Scars spread across my body like the patchwork of a web, armor all its own, a story formed by warfare so individual as to fail descriptive faculty—just connect my dots, follow each jagged line to its edge till it splinters in another direction, marks another battle for fight. Flight is not an option.
And it’s the same with everyone. Billy Creed’s torso read like a telemetric mountain range. Jericho’s back echoed a narrative of continual strife, and some Raiders I find etch their respective body counts on limbs, stomachs, even some of their skulls. The most isolated, the most withdrawn from the world cannot escape the story this environment etches into each of us, but this is no recourse for sympathy. Those I’ve spared have only come back to burn another line in my skin, for which I now draw “The End” on virtually everything I come across, with few exceptions.
The Wastes aren’t as desolate as so many seem to think. Dig just a few feet in any one spot and you’re sure to find former vestiges of life, some older than others, some still smoldering. It’s a graveyard—the whole fuckin place—a testament to centuries of error, strife, and the stubborn insistence of humanity to keep going. So if you think about it, wherever you find yourself—here, you’re never completely alone. The ghosts of war are not those to settle silent in the dark. And far from its inherited misnomer—The Wasteland—I intend to waste nothing. Not a moment, not a cap, not a life.
And it has its own maligned sense of beauty. No composer could improve upon the imminent song sung as a man breathes his last, the jingling of rifle shells trailing behind as I go on the offensive. Smoke clears; dust settles, blood sinks swiftly into the brown-yellow dirt that smothers the landscape beneath your feet to the far reaches of the horizon.

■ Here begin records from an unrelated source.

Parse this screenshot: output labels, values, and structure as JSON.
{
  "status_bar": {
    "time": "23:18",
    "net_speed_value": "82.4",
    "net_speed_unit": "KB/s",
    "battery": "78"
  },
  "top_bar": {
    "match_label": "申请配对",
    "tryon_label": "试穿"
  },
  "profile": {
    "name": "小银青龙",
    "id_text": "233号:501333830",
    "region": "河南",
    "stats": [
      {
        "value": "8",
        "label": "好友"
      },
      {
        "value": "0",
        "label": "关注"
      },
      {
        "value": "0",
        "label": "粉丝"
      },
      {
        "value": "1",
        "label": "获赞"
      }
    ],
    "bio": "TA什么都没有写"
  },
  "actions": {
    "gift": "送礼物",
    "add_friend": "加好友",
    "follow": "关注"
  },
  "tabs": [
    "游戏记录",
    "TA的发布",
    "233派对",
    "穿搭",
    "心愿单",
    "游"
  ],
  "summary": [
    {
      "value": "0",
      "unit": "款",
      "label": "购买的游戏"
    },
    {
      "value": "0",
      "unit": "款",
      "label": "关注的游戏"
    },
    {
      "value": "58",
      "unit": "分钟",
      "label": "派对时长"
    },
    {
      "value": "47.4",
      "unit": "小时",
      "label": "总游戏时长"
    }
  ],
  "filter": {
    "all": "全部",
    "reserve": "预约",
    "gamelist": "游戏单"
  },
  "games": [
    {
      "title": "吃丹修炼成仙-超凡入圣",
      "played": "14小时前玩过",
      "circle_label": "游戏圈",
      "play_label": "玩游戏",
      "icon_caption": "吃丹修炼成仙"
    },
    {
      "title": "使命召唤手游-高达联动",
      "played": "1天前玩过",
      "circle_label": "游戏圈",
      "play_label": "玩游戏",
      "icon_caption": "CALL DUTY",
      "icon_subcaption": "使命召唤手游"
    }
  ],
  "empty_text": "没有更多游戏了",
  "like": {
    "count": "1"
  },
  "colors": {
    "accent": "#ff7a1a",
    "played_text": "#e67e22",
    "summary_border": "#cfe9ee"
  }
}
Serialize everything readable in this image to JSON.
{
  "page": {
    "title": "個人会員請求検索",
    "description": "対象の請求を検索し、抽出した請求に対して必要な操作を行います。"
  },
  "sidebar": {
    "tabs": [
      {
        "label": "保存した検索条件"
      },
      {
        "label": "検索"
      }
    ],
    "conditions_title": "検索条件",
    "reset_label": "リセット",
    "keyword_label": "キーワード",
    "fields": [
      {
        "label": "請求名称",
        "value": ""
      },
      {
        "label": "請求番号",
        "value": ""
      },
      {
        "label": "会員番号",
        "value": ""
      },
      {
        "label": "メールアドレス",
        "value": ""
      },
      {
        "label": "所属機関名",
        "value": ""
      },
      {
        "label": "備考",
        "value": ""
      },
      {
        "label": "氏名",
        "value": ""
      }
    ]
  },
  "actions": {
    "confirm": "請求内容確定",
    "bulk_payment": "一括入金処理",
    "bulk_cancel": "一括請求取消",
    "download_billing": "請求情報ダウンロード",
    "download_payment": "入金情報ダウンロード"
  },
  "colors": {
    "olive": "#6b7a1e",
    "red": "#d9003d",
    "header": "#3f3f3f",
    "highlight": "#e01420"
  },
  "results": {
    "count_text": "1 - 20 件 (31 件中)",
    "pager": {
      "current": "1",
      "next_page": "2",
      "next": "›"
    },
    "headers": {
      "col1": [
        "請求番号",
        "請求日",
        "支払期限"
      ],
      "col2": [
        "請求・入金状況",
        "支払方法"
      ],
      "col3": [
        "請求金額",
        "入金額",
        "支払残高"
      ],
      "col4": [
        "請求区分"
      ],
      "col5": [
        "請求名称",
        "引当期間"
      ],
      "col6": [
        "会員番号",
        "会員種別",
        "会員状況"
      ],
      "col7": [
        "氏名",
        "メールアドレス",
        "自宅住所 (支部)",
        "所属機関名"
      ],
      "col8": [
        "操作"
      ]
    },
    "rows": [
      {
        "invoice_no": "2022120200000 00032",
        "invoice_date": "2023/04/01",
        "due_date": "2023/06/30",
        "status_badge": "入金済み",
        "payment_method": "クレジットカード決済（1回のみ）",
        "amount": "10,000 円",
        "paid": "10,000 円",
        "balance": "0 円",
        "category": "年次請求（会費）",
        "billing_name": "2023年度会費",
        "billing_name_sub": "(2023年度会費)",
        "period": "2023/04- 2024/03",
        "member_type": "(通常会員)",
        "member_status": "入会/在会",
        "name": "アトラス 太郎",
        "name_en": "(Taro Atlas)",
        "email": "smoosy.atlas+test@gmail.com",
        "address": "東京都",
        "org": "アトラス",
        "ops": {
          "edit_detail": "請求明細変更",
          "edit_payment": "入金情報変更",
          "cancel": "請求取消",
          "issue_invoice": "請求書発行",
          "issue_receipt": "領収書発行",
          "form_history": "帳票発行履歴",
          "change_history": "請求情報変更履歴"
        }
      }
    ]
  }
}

So here, in this haunted sprawl of anguish and mutation, survival is for those who’ve already given in, relinquished life as something to which they grasp blindly. No—mere survival…that’s for those already dead. I intend to flourish, to grip every opportunity by the throat and transform, as the great ancient Sirtomas of More once wrote: “Your sheep, that were wont to be so meek and tame and so small eaters, now, as I hear say, become so great devourers, and so wild, that they eat up and swallow down the very men themselves.”